Defining the concept of eHealth in Africa

The World Health Organization (WHO) defines eHealth as the use of information and communication technologies (ICT) for health.  The concept of “eHealth” deals with the intersection of medical informatics, public health, business and, primarily, it refers to delivering health services and patient data or information using the internet and related technologies.  Today, people possess the power to take control of their health through smartphone applications, smart wearables and other connected devices, and, it has never been easier to get in shape, measure blood pressure or heart rate, lose weight, improve sleep and count calories.  The idea of eHealth is not static, but rather, many commenters have come to think of it as “a state-of-mind, an attitude, and a commitment for networked, global thinking, to improve healthcare locally, regionally, and worldwide by using information and communication technologies (ICT).” 

Healthcare is an important topic in Africa because good healthcare systems naturally bring economic dividends for the whole society. This is because when people are healthy, they can be more productive. It also follows that healthy children are likely to experience a brighter childhood and can grow up to become productive adults. Studies show that increased life expectancy and low infant mortality are linked to economic growth and that increasing investment in healthcare translates into hundreds of billions of dollars per year of additional income, which could be used to improve living conditions and social infrastructure in Africa. 

This paper will consider the current deployment and potential for the use of eHealth within the African context and how mobile communication standards have enabled the expansion of eHealth approaches to dealing with limitations with respect to accessible and affordable healthcare. Furthermore, the paper provides some recommendations about how African governments and private sector service providers can leverage available technologies to make healthcare systems more resilient and user-friendly. 

Current status of health care systems

The African continent is struggling to deliver quality, affordable and accessible healthcare services. 36 of the 57 countries around the globe suffering from a critical shortage of health personnel as defined by the World Health Organization (WHO) are in Africa, which has 0.21 doctors for every 1000 people.  This is why, in 2010, the WHO had already foreseen the importance of the digital revolution to fast-track improvements in public healthcare.  This is because 25% of the global disease burden saddles the African continent but, only 1.3% per cent of the global healthcare workforce is employed in Africa.  

The WHO put in place a global strategy for digital health operating between the years 2020-2025 which particularly emphasizes eHealth approaches as an accelerator to achieve health-related Sustainable Development Goals (SDGs) by improving accessibility and affordability of conventional health services. 

Some specific challenges that have paralysed the public health scene in some African states are the limited number of healthcare professionals, failures by governments to adequately compensate healthcare workforces and insufficient procurement of medical supplies coupled with inadequate investment into medical infrastructure and equipment.  Long waiting times are caused by a complex interaction between the demand and supply of health services, where doctors play a critical role on both sides.  

In countries like Zimbabwe, doctors and nurses often use industrial action and go on strike or “go-slow” action because of unfavourable working conditions and poor remuneration rates.  Many African patients are, therefore, underserved medically and are disgruntled by the lack of access to adequate healthcare services.

Access to healthcare facilities remains a serious hindrance to the public health sector.

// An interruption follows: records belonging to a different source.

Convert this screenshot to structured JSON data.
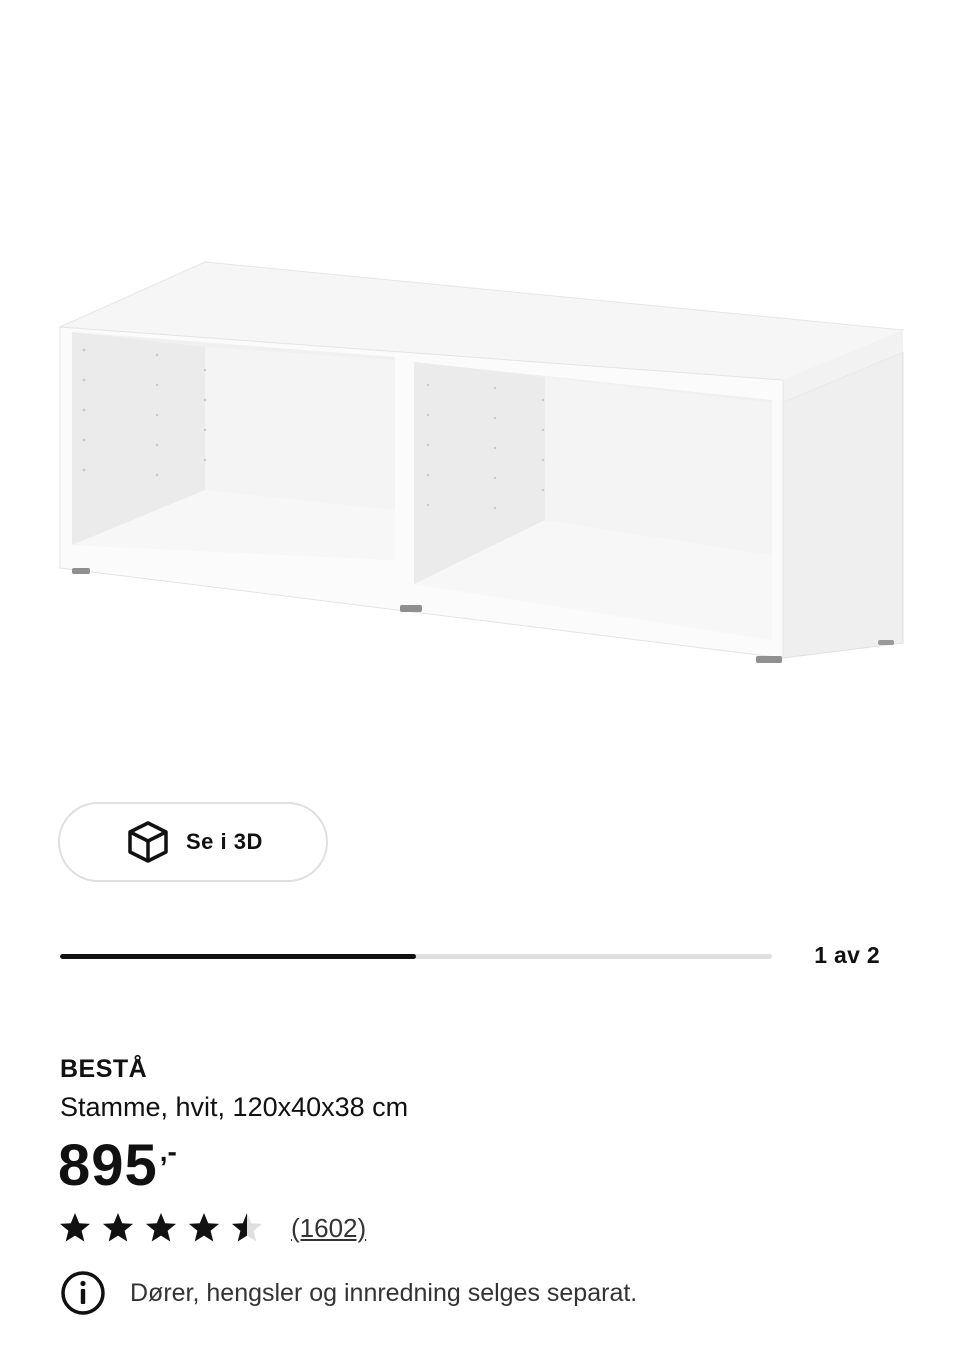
{
  "gallery": {
    "image_alt": "Stamme, hvit",
    "view_3d_label": "Se i 3D",
    "view_3d_icon": "cube-icon",
    "progress": 0.5,
    "pager_text": "1 av 2"
  },
  "product": {
    "name": "BESTÅ",
    "description": "Stamme, hvit, 120x40x38 cm",
    "price": "895",
    "price_suffix": ",-",
    "rating": 4.5,
    "rating_max": 5,
    "review_count": "(1602)",
    "notice_icon": "info-icon",
    "notice": "Dører, hengsler og innredning selges separat."
  },
  "colors": {
    "text": "#111111",
    "progress_track": "#dfdfdf",
    "progress_fill": "#111111",
    "star_filled": "#111111",
    "star_empty": "#dfdfdf"
  }
}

Targeted interventions are needed to overcome challenges faced in providing adequate healthcare services. This will require a collaborative effort from governments and private actors. 

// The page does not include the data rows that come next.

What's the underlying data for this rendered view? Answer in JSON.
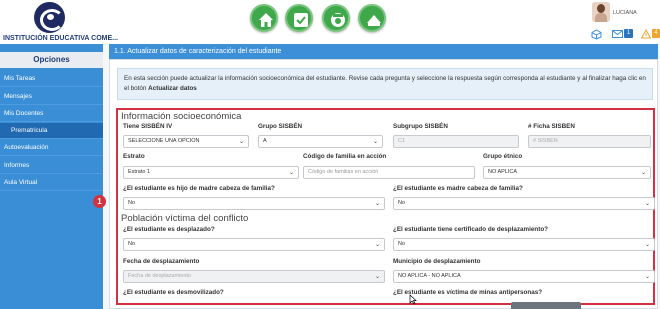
{
  "header": {
    "institution": "INSTITUCIÓN EDUCATIVA COME...",
    "user_name": "LUCIANA",
    "mail_count": "1",
    "alert_count": "4",
    "nav_icons": [
      "home-icon",
      "check-icon",
      "disc-icon",
      "dome-icon"
    ]
  },
  "sidebar": {
    "title": "Opciones",
    "items": [
      {
        "label": "Mis Tareas"
      },
      {
        "label": "Mensajes"
      },
      {
        "label": "Mis Docentes"
      },
      {
        "label": "Prematricula"
      },
      {
        "label": "Autoevaluación"
      },
      {
        "label": "Informes"
      },
      {
        "label": "Aula Virtual"
      }
    ]
  },
  "panel": {
    "title": "1.1. Actualizar datos de caracterización del estudiante",
    "info_text": "En esta sección puede actualizar la información socioeconómica del estudiante. Revise cada pregunta y seleccione la respuesta según corresponda al estudiante y al finalizar haga clic en el botón",
    "info_bold": "Actualizar datos"
  },
  "marker": "1",
  "socio": {
    "title": "Información socioeconómica",
    "tipo_sisben_label": "Tiene SISBÉN IV",
    "tipo_sisben_value": "SELECCIONE UNA OPCION",
    "grupo_sisben_label": "Grupo SISBÉN",
    "grupo_sisben_value": "A",
    "subgrupo_label": "Subgrupo SISBÉN",
    "subgrupo_placeholder": "C1",
    "ficha_label": "# Ficha SISBEN",
    "ficha_placeholder": "# SISBEN",
    "estrato_label": "Estrato",
    "estrato_value": "Estrato 1",
    "codigo_label": "Código de familia en acción",
    "codigo_placeholder": "Código de familias en acción",
    "etnico_label": "Grupo étnico",
    "etnico_value": "NO APLICA",
    "hijo_madre_label": "¿El estudiante es hijo de madre cabeza de familia?",
    "hijo_madre_value": "No",
    "es_madre_label": "¿El estudiante es madre cabeza de familia?",
    "es_madre_value": "No"
  },
  "victima": {
    "title": "Población víctima del conflicto",
    "desplazado_label": "¿El estudiante es desplazado?",
    "desplazado_value": "No",
    "certificado_label": "¿El estudiante tiene certificado de desplazamiento?",
    "certificado_value": "No",
    "fecha_label": "Fecha de desplazamiento",
    "fecha_value": "Fecha de desplazamiento",
    "municipio_label": "Municipio de desplazamiento",
    "municipio_value": "NO APLICA - NO APLICA",
    "desmovilizado_label": "¿El estudiante es desmovilizado?",
    "minas_label": "¿El estudiante es víctima de minas antipersonas?"
  },
  "colors": {
    "primary": "#3d8fd8",
    "sidebar": "#3a8ed6",
    "highlight": "#d43040",
    "nav_green": "#3ea84a"
  }
}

In this light, owing to the widespread adoption of mobile communication standards such as the Second Generation (2G) up to the Fifth Generation (5G), Africa has been able to leverage the availability of internet connectivity to springboard the delivery of healthcare outputs to a greater number of African people.  For instance, mobile phones are supporting the delivery of maternal healthcare services in South Africa.  In West Africa, mobile phones are assisting patients in several countries such as the Ivory Coast,  Ghana  and Nigeria  to verify the authenticity of medication due to the high prevalence of fake drugs.  

Technological interventions should be seen as approaches that can help African governments be more efficient and transparent in delivering healthcare services to the people. Technology helps service delivery in the healthcare sector by interconnecting various stakeholders in the value chain within a healthcare system.

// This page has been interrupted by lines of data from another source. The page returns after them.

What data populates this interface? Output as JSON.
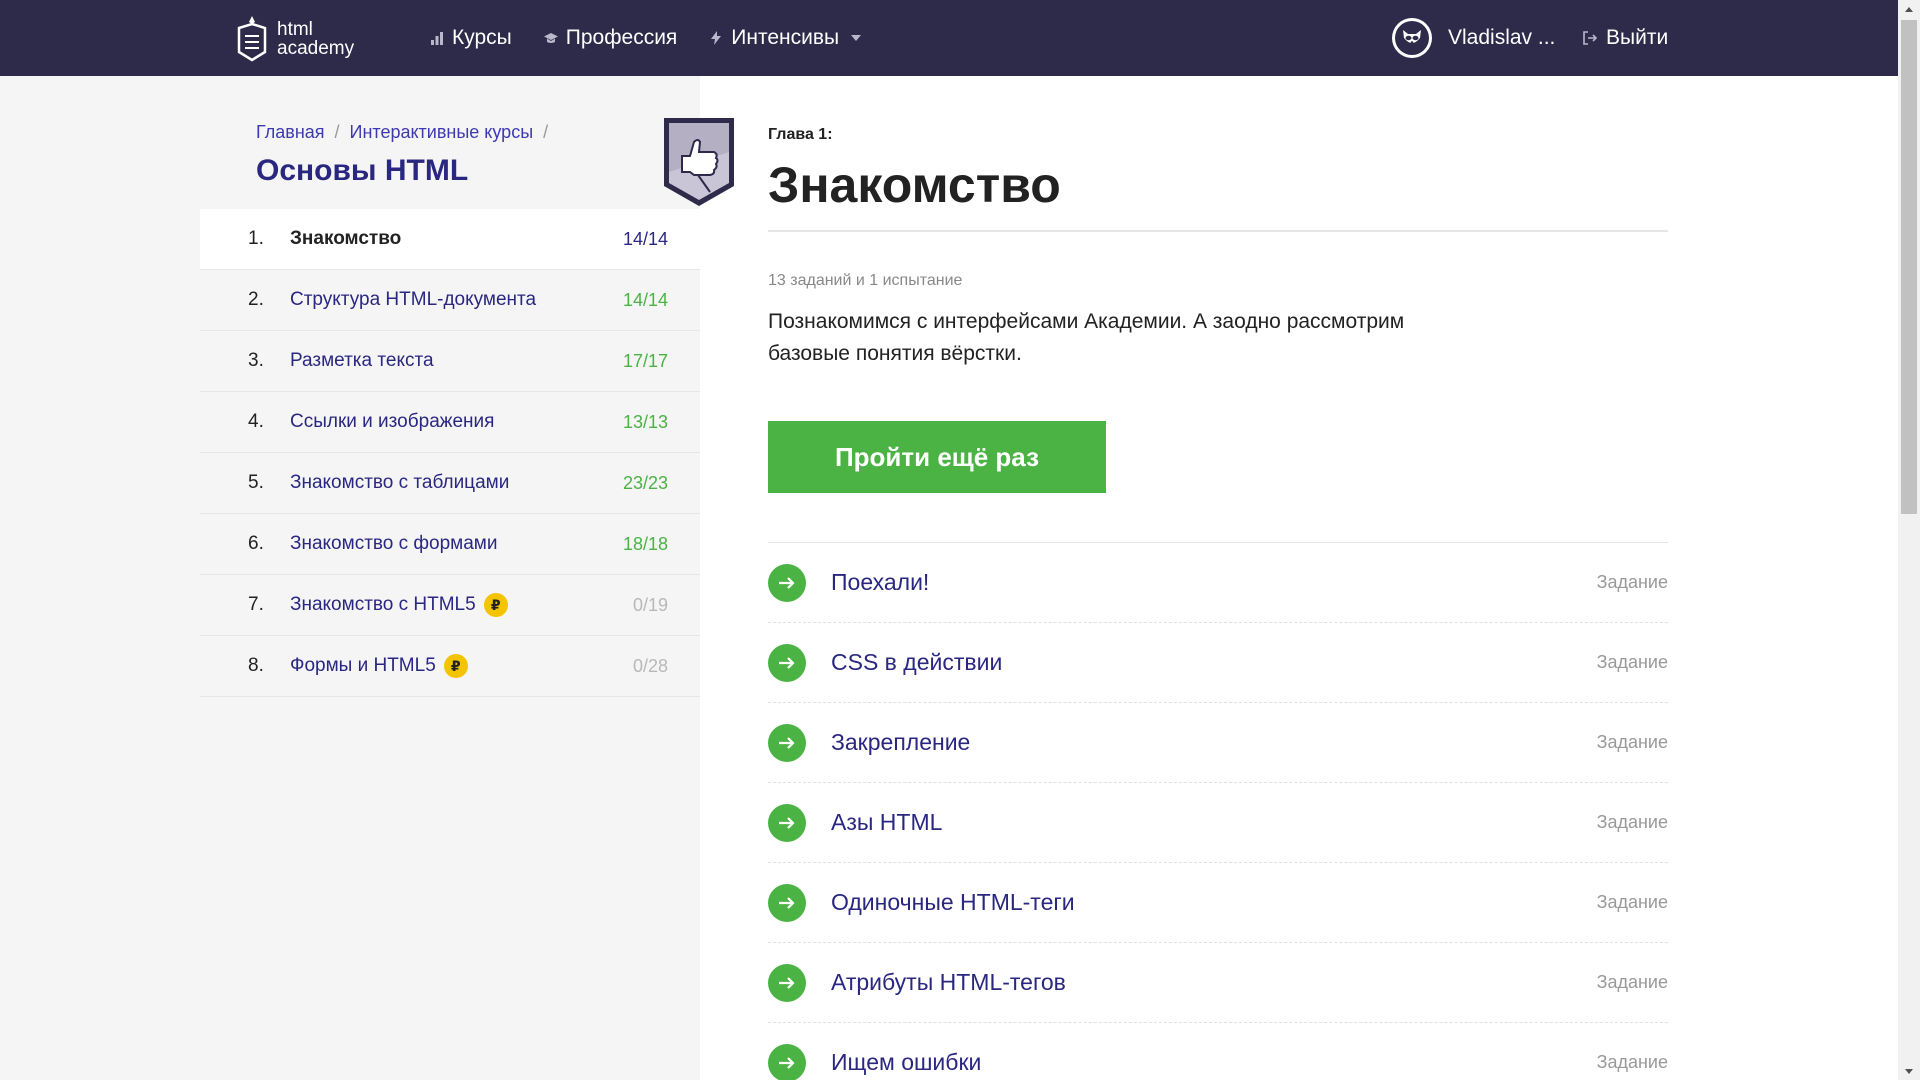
{
  "header": {
    "logo_line1": "html",
    "logo_line2": "academy",
    "nav": [
      {
        "label": "Курсы"
      },
      {
        "label": "Профессия"
      },
      {
        "label": "Интенсивы"
      }
    ],
    "user_name": "Vladislav ...",
    "logout_label": "Выйти"
  },
  "sidebar": {
    "breadcrumb": [
      {
        "label": "Главная"
      },
      {
        "label": "Интерактивные курсы"
      }
    ],
    "breadcrumb_sep": "/",
    "course_title": "Основы HTML",
    "chapters": [
      {
        "num": "1.",
        "title": "Знакомство",
        "count": "14/14",
        "active": true,
        "paid": false
      },
      {
        "num": "2.",
        "title": "Структура HTML-документа",
        "count": "14/14",
        "active": false,
        "paid": false
      },
      {
        "num": "3.",
        "title": "Разметка текста",
        "count": "17/17",
        "active": false,
        "paid": false
      },
      {
        "num": "4.",
        "title": "Ссылки и изображения",
        "count": "13/13",
        "active": false,
        "paid": false
      },
      {
        "num": "5.",
        "title": "Знакомство с таблицами",
        "count": "23/23",
        "active": false,
        "paid": false
      },
      {
        "num": "6.",
        "title": "Знакомство с формами",
        "count": "18/18",
        "active": false,
        "paid": false
      },
      {
        "num": "7.",
        "title": "Знакомство с HTML5",
        "count": "0/19",
        "active": false,
        "paid": true
      },
      {
        "num": "8.",
        "title": "Формы и HTML5",
        "count": "0/28",
        "active": false,
        "paid": true
      }
    ],
    "paid_badge": "₽"
  },
  "main": {
    "chapter_label": "Глава 1:",
    "chapter_title": "Знакомство",
    "subtitle": "13 заданий и 1 испытание",
    "description": "Познакомимся с интерфейсами Академии. А заодно рассмотрим базовые понятия вёрстки.",
    "cta_label": "Пройти ещё раз",
    "tasks": [
      {
        "title": "Поехали!",
        "type": "Задание"
      },
      {
        "title": "CSS в действии",
        "type": "Задание"
      },
      {
        "title": "Закрепление",
        "type": "Задание"
      },
      {
        "title": "Азы HTML",
        "type": "Задание"
      },
      {
        "title": "Одиночные HTML-теги",
        "type": "Задание"
      },
      {
        "title": "Атрибуты HTML-тегов",
        "type": "Задание"
      },
      {
        "title": "Ищем ошибки",
        "type": "Задание"
      }
    ]
  },
  "colors": {
    "header_bg": "#2d2a4a",
    "accent_green": "#4ab344",
    "link_blue": "#2a2780",
    "paid_yellow": "#f5c400"
  },
  "icons": {
    "nav": [
      "bars-icon",
      "graduation-cap-icon",
      "lightning-icon",
      "chevron-down-icon"
    ],
    "task": "arrow-right-icon",
    "logout": "logout-icon",
    "avatar": "raccoon-avatar-icon",
    "badge": "thumbs-up-shield-icon"
  }
}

As an example, the WHO reported that in 2019, Sierra Leone became the first country in the WHO Africa region to fully transform its national disease surveillance system from a paper-based to a web-based electronic platform.  This means that all public health facilities in Sierra Leone implement electronic reporting of disease surveillance data. This is particularly significant because it allows the government and other strategic partners to manage better limited medical supplies and plan to effectively deploy limited resources, including human capital such as doctors and nurses. 

The next article will consider the impact and importance of mobile communication standards in enabling greater access to healthcare on the continent.